**About this exercise**.
Reproduce every line in the material below that holds "Matt".
=== Begin Enclosure ===
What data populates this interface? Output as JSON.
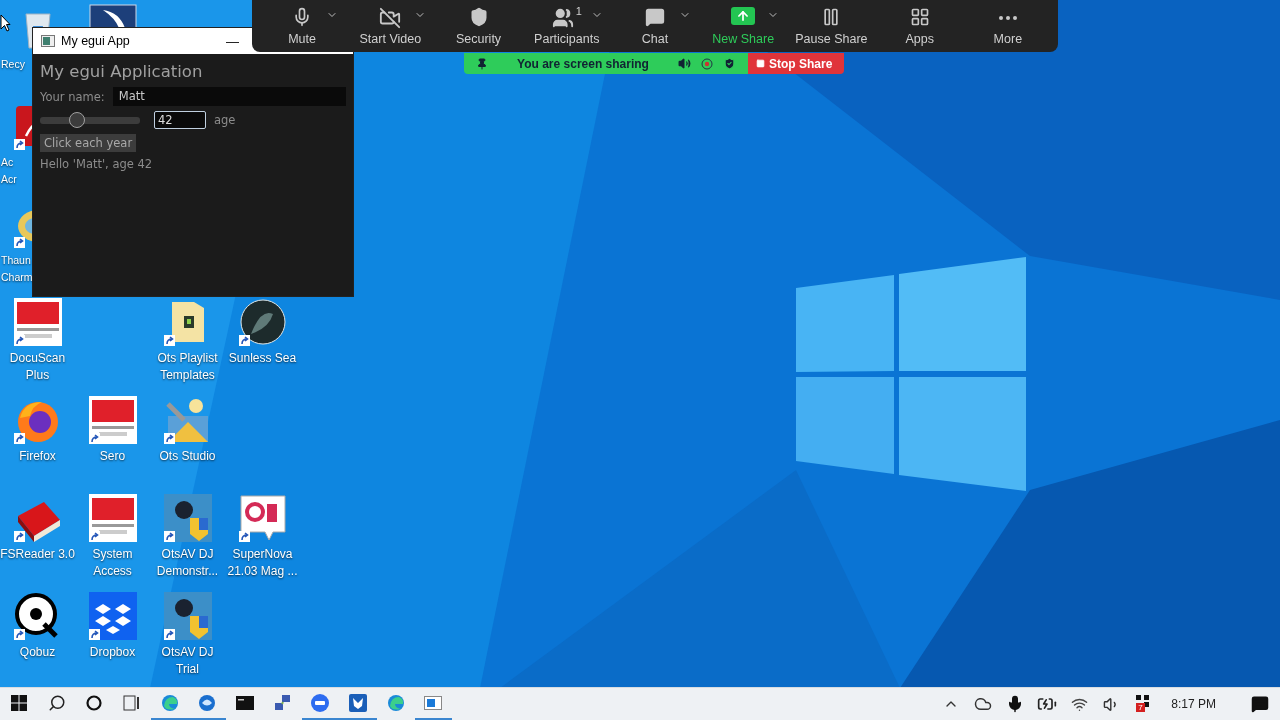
{
  "desktop_icons": [
    [
      {
        "kind": "recycle",
        "label": [
          "Recy"
        ],
        "shortcut": false,
        "clipped": true
      },
      {
        "kind": "blue-app",
        "shortcut": false
      }
    ],
    [
      {
        "kind": "acrobat",
        "label": [
          "Ac",
          "Acr"
        ],
        "shortcut": true,
        "clipped": true
      }
    ],
    [
      {
        "kind": "thaum",
        "label": [
          "Thaun",
          "Charm"
        ],
        "shortcut": true,
        "clipped": true
      }
    ],
    [
      {
        "kind": "serotek",
        "label": [
          "DocuScan",
          "Plus"
        ],
        "shortcut": true,
        "clipped": false
      },
      {
        "kind": "empty"
      },
      {
        "kind": "folder",
        "label": [
          "Ots Playlist",
          "Templates"
        ],
        "shortcut": true,
        "clipped": false
      },
      {
        "kind": "round-dark",
        "label": [
          "Sunless Sea"
        ],
        "shortcut": true,
        "clipped": false
      }
    ],
    [
      {
        "kind": "firefox",
        "label": [
          "Firefox"
        ],
        "shortcut": true,
        "clipped": false
      },
      {
        "kind": "serotek",
        "label": [
          "Sero"
        ],
        "shortcut": true,
        "clipped": false
      },
      {
        "kind": "tools",
        "label": [
          "Ots Studio"
        ],
        "shortcut": true,
        "clipped": false
      }
    ],
    [
      {
        "kind": "book",
        "label": [
          "FSReader 3.0"
        ],
        "shortcut": true,
        "clipped": false
      },
      {
        "kind": "serotek",
        "label": [
          "System",
          "Access"
        ],
        "shortcut": true,
        "clipped": false
      },
      {
        "kind": "otsav",
        "label": [
          "OtsAV DJ",
          "Demonstr..."
        ],
        "shortcut": true,
        "clipped": false
      },
      {
        "kind": "speech",
        "label": [
          "SuperNova",
          "21.03 Mag ..."
        ],
        "shortcut": true,
        "clipped": false
      }
    ],
    [
      {
        "kind": "qobuz",
        "label": [
          "Qobuz"
        ],
        "shortcut": true,
        "clipped": false
      },
      {
        "kind": "dropbox",
        "label": [
          "Dropbox"
        ],
        "shortcut": true,
        "clipped": false
      },
      {
        "kind": "otsav",
        "label": [
          "OtsAV DJ",
          "Trial"
        ],
        "shortcut": true,
        "clipped": false
      }
    ]
  ],
  "egui_window": {
    "title": "My egui App",
    "minimize": "—",
    "heading": "My egui Application",
    "name_label": "Your name:",
    "name_value": "Matt",
    "age_slider": {
      "level": 0.37
    },
    "age_field": {
      "value": "42",
      "focused": true
    },
    "age_label": "age",
    "button": "Click each year",
    "greeting": "Hello 'Matt', age 42"
  },
  "meeting_toolbar": {
    "buttons": [
      {
        "kind": "mute",
        "label": "Mute",
        "caret": true,
        "highlighted": false
      },
      {
        "kind": "video",
        "label": "Start Video",
        "caret": true,
        "highlighted": false
      },
      {
        "kind": "security",
        "label": "Security",
        "caret": false,
        "highlighted": false
      },
      {
        "kind": "participants",
        "label": "Participants",
        "count": "1",
        "caret": true,
        "highlighted": false
      },
      {
        "kind": "chat",
        "label": "Chat",
        "caret": true,
        "highlighted": false
      },
      {
        "kind": "share",
        "label": "New Share",
        "caret": true,
        "highlighted": true
      },
      {
        "kind": "pause",
        "label": "Pause Share",
        "caret": false,
        "highlighted": false
      },
      {
        "kind": "apps",
        "label": "Apps",
        "caret": false,
        "highlighted": false
      },
      {
        "kind": "more",
        "label": "More",
        "caret": false,
        "highlighted": false
      }
    ]
  },
  "sharing_bar": {
    "status": "You are screen sharing",
    "stop_button": "Stop Share"
  },
  "taskbar": {
    "apps": [
      {
        "kind": "start",
        "running": false
      },
      {
        "kind": "search",
        "running": false
      },
      {
        "kind": "cortana",
        "running": false
      },
      {
        "kind": "taskview",
        "running": false
      },
      {
        "kind": "edge",
        "running": true
      },
      {
        "kind": "mail",
        "running": true
      },
      {
        "kind": "terminal",
        "running": false
      },
      {
        "kind": "network",
        "running": false
      },
      {
        "kind": "zoom",
        "running": true
      },
      {
        "kind": "fox",
        "running": true
      },
      {
        "kind": "edge",
        "running": false
      },
      {
        "kind": "window",
        "running": true
      }
    ],
    "tray": [
      {
        "kind": "chevron"
      },
      {
        "kind": "cloud"
      },
      {
        "kind": "mic"
      },
      {
        "kind": "battery"
      },
      {
        "kind": "wifi"
      },
      {
        "kind": "volume"
      },
      {
        "kind": "badge-app",
        "badge": "7"
      }
    ],
    "clock": "8:17 PM"
  }
}
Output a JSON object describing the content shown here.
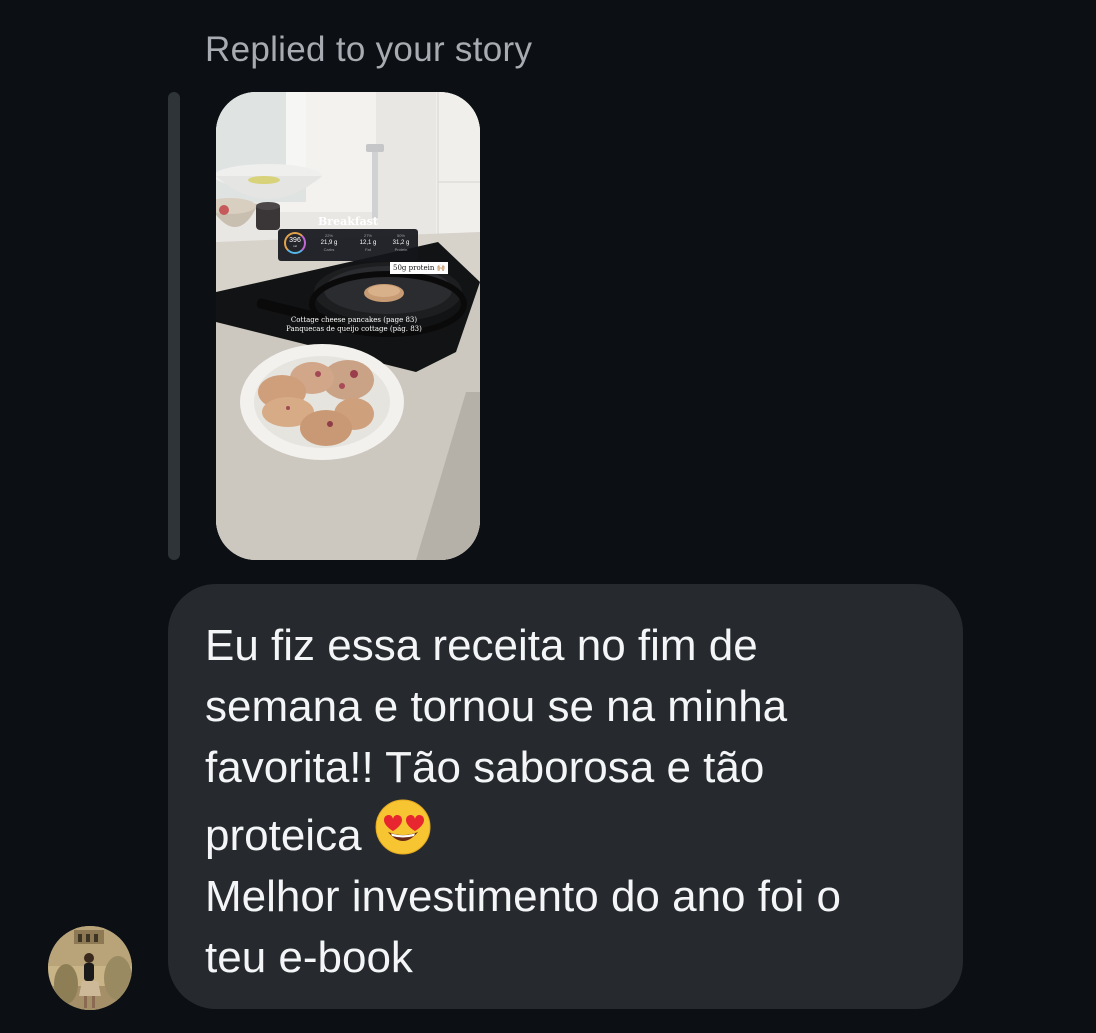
{
  "reply_header": {
    "label": "Replied to your story"
  },
  "story": {
    "title": "Breakfast",
    "calories_value": "396",
    "calories_unit": "cal",
    "macros": [
      {
        "pct": "22%",
        "amount": "21,9 g",
        "name": "Carbs"
      },
      {
        "pct": "27%",
        "amount": "12,1 g",
        "name": "Fat"
      },
      {
        "pct": "50%",
        "amount": "31,2 g",
        "name": "Protein"
      }
    ],
    "protein_tag": "50g protein 🙌🏼",
    "caption_line1": "Cottage cheese pancakes (page 83)",
    "caption_line2": "Panquecas de queijo cottage (pág. 83)"
  },
  "message": {
    "text_before_emoji": "Eu fiz essa receita no fim de\nsemana e tornou se na minha\nfavorita!! Tão saborosa e tão\nproteica ",
    "emoji": "heart-eyes-emoji",
    "text_after_emoji": "\nMelhor investimento do ano foi o\nteu e-book"
  },
  "sender": {
    "avatar": "avatar"
  },
  "colors": {
    "background": "#0c1014",
    "bubble": "#262a2f",
    "reply_bar": "#2f3439",
    "label_text": "#a8acb2",
    "message_text": "#f4f5f6"
  }
}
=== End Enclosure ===
**Task response**.
    "name_value": "Matt",
    "greeting": "Hello 'Matt', age 42"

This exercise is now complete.